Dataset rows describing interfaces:

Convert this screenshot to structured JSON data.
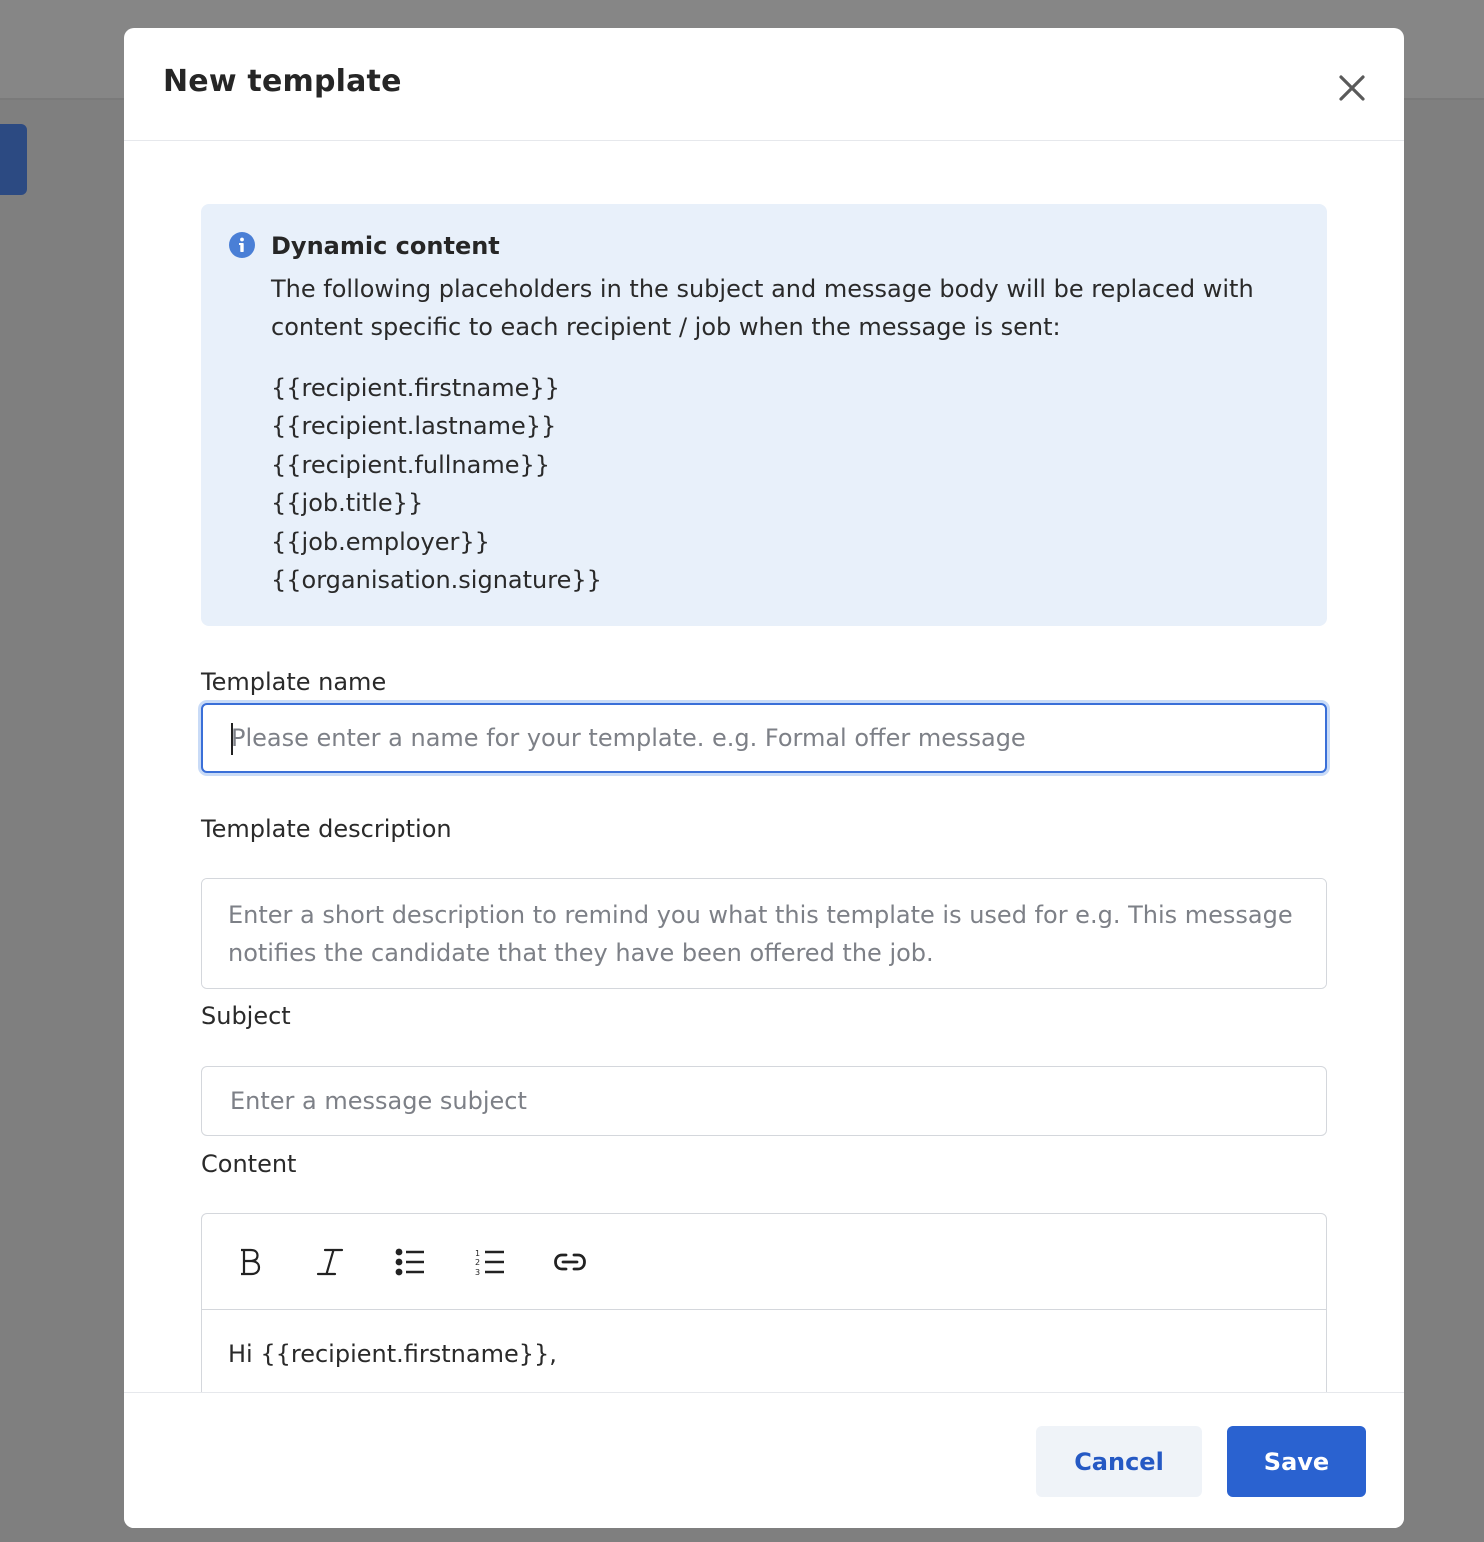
{
  "modal": {
    "title": "New template"
  },
  "info": {
    "title": "Dynamic content",
    "text": "The following placeholders in the subject and message body will be replaced with content specific to each recipient / job when the message is sent:",
    "placeholders": [
      "{{recipient.firstname}}",
      "{{recipient.lastname}}",
      "{{recipient.fullname}}",
      "{{job.title}}",
      "{{job.employer}}",
      "{{organisation.signature}}"
    ]
  },
  "fields": {
    "name": {
      "label": "Template name",
      "value": "",
      "placeholder": "Please enter a name for your template. e.g. Formal offer message"
    },
    "description": {
      "label": "Template description",
      "value": "",
      "placeholder": "Enter a short description to remind you what this template is used for e.g. This message notifies the candidate that they have been offered the job."
    },
    "subject": {
      "label": "Subject",
      "value": "",
      "placeholder": "Enter a message subject"
    },
    "content": {
      "label": "Content",
      "toolbar": [
        "bold-icon",
        "italic-icon",
        "bullet-list-icon",
        "numbered-list-icon",
        "link-icon"
      ],
      "body": "Hi {{recipient.firstname}},"
    }
  },
  "footer": {
    "cancel_label": "Cancel",
    "save_label": "Save"
  },
  "colors": {
    "accent": "#2a62d0",
    "info_background": "#e8f0fa",
    "info_icon": "#4a7fd6",
    "overlay": "#7f7f7f"
  }
}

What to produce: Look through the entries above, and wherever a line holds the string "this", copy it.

Exercise result:
Convert this screenshot to structured JSON data.
      "placeholder": "Enter a short description to remind you what this template is used for e.g. This message notifies the candidate that they have been offered the job."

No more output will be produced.